Each month, a new villain would appear on the scene, and it would take the combined efforts of the Fantastic Four to halt the latest menace. From shape-changing Skrulls from outer-space to the Red Ghost and his Super-Apes in outer-space, and from the controlling mind of the Mad Thinker to the mind controlling of the Puppet Master, the Fantastic Four faced all challenges head on. Perhaps the greatest villain in Marvel Comics was introduced in issue #5, when the FF came face-to-face with Dr. Doom, monarch of Latveria, who wants nothing more in life than to exact his revenge on Richards and his family.

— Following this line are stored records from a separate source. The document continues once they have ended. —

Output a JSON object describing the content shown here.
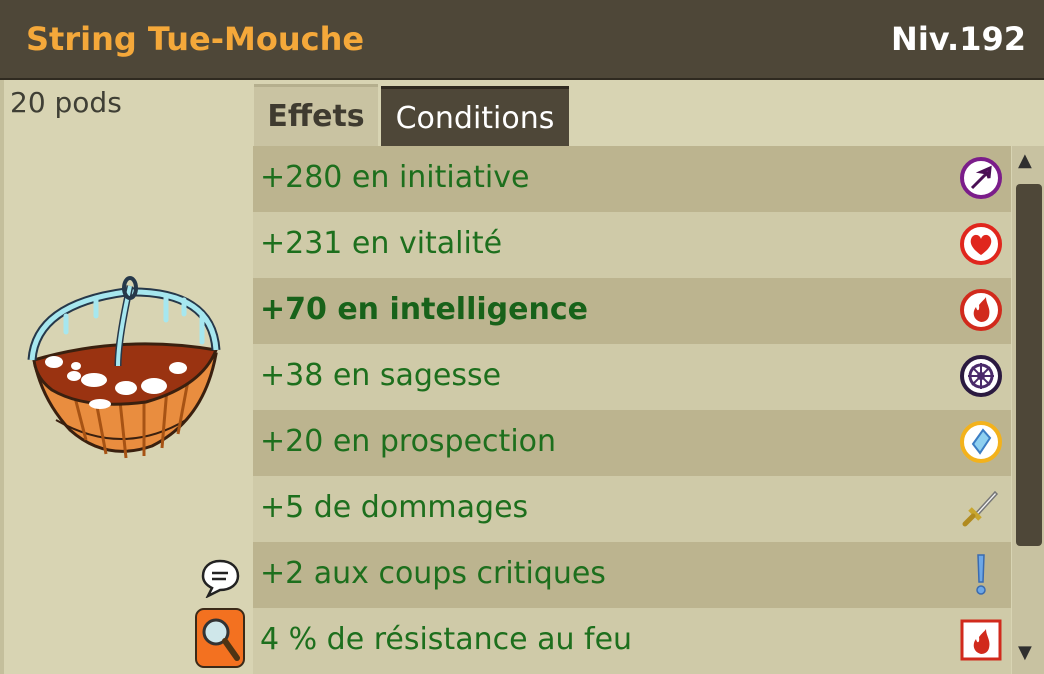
{
  "header": {
    "item_name": "String Tue-Mouche",
    "level": "Niv.192"
  },
  "left_panel": {
    "weight": "20 pods"
  },
  "tabs": [
    {
      "label": "Effets",
      "active": true
    },
    {
      "label": "Conditions",
      "active": false
    }
  ],
  "effects": [
    {
      "text": "+280 en initiative",
      "icon": "initiative-arrow-icon",
      "bold": false
    },
    {
      "text": "+231 en vitalité",
      "icon": "vitality-heart-icon",
      "bold": false
    },
    {
      "text": "+70 en intelligence",
      "icon": "intelligence-flame-icon",
      "bold": true
    },
    {
      "text": "+38 en sagesse",
      "icon": "wisdom-wheel-icon",
      "bold": false
    },
    {
      "text": "+20 en prospection",
      "icon": "prospection-gem-icon",
      "bold": false
    },
    {
      "text": "+5 de dommages",
      "icon": "damage-sword-icon",
      "bold": false
    },
    {
      "text": "+2 aux coups critiques",
      "icon": "critical-exclamation-icon",
      "bold": false
    },
    {
      "text": "4 % de résistance au feu",
      "icon": "fire-resistance-icon",
      "bold": false
    }
  ],
  "colors": {
    "header_bg": "#4e4738",
    "item_name": "#f4a83a",
    "effect_text": "#1d6f1d"
  }
}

What makes this Essential?: This is the cornerstone of the Marvel Universe. If this title had not succeeded, we probably would not have seen Thor, Hulk, Iron Man, Spider-Man, the X-Men, and everyone else that came after the launch of the Fantastic Four. Consider these 21 comics as Marvel’s Declaration of Independence, that told the comic book marketplace that they could do the same books as DC, and they can do them better. The Marvel heroes are real people, with their own character faults and issues. They may bicker and fight, but in the end, they stand together to make things right. Maybe Lee and Kirby were borrowing the challenge issued by then President Kennedy who had proclaimed earlier in 1961 that the U.S. would put a man on the moon by the end of the decade. Lee and Kirby put the Fantastic Four on the moon by issue #13.

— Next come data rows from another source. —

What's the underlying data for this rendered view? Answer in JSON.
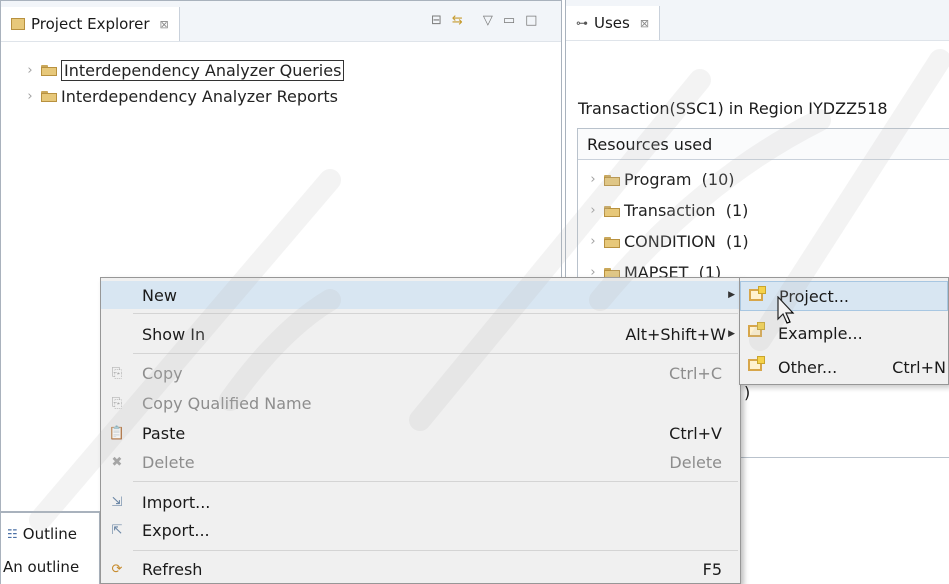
{
  "project_explorer": {
    "tab_label": "Project Explorer",
    "tab_close": "⊠",
    "items": [
      {
        "label": "Interdependency Analyzer Queries"
      },
      {
        "label": "Interdependency Analyzer Reports"
      }
    ]
  },
  "outline": {
    "tab_label": "Outline",
    "message": "An outline"
  },
  "uses_view": {
    "tab_label": "Uses",
    "tab_close": "⊠",
    "subtitle": "Transaction(SSC1) in Region IYDZZ518",
    "column_header": "Resources used",
    "items": [
      {
        "label": "Program  (10)"
      },
      {
        "label": "Transaction  (1)"
      },
      {
        "label": "CONDITION  (1)"
      },
      {
        "label": "MAPSET  (1)"
      }
    ],
    "stray_char": ")"
  },
  "context_menu": {
    "new": {
      "label": "New"
    },
    "show_in": {
      "label": "Show In",
      "shortcut": "Alt+Shift+W"
    },
    "copy": {
      "label": "Copy",
      "shortcut": "Ctrl+C"
    },
    "copy_qualified": {
      "label": "Copy Qualified Name"
    },
    "paste": {
      "label": "Paste",
      "shortcut": "Ctrl+V"
    },
    "delete": {
      "label": "Delete",
      "shortcut": "Delete"
    },
    "import": {
      "label": "Import..."
    },
    "export": {
      "label": "Export..."
    },
    "refresh": {
      "label": "Refresh",
      "shortcut": "F5"
    }
  },
  "submenu": {
    "project": {
      "label": "Project..."
    },
    "example": {
      "label": "Example..."
    },
    "other": {
      "label": "Other...",
      "shortcut": "Ctrl+N"
    }
  },
  "colors": {
    "accent_highlight": "#d8e6f2",
    "menu_bg": "#f0f0f0",
    "folder": "#e7c87a"
  }
}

Footnotes: Even though Fantastic Four #1 was the birth of the Marvel Age of comics, Essential Fantastic Four Vol. 1 was the 11th Essential released by Marvel, nearly two years after the first edition hit bookshelves.
If you like this volume, try: Marvel Visionaries: Jack Kirby Volume 1. This is the first of two Kirby volumes in the Visionaries collection, with a scattering of Kirby’s Marvel work from the early 1940s to the late 1970s. Kirby’s early work on Captain America is showcased, along with an assortment of sci-fi and western stories. Other stories featured include the previously mentioned Avengers #4; an early Spider-Man back-up; a three-issue arc on Thor; and arguably Kirby’s best four-month stretch on any book of his entire career, Fantastic Four #48 to #51, featuring the debut of the Silver Surfer, Galactus, and “This Man… This Monster.”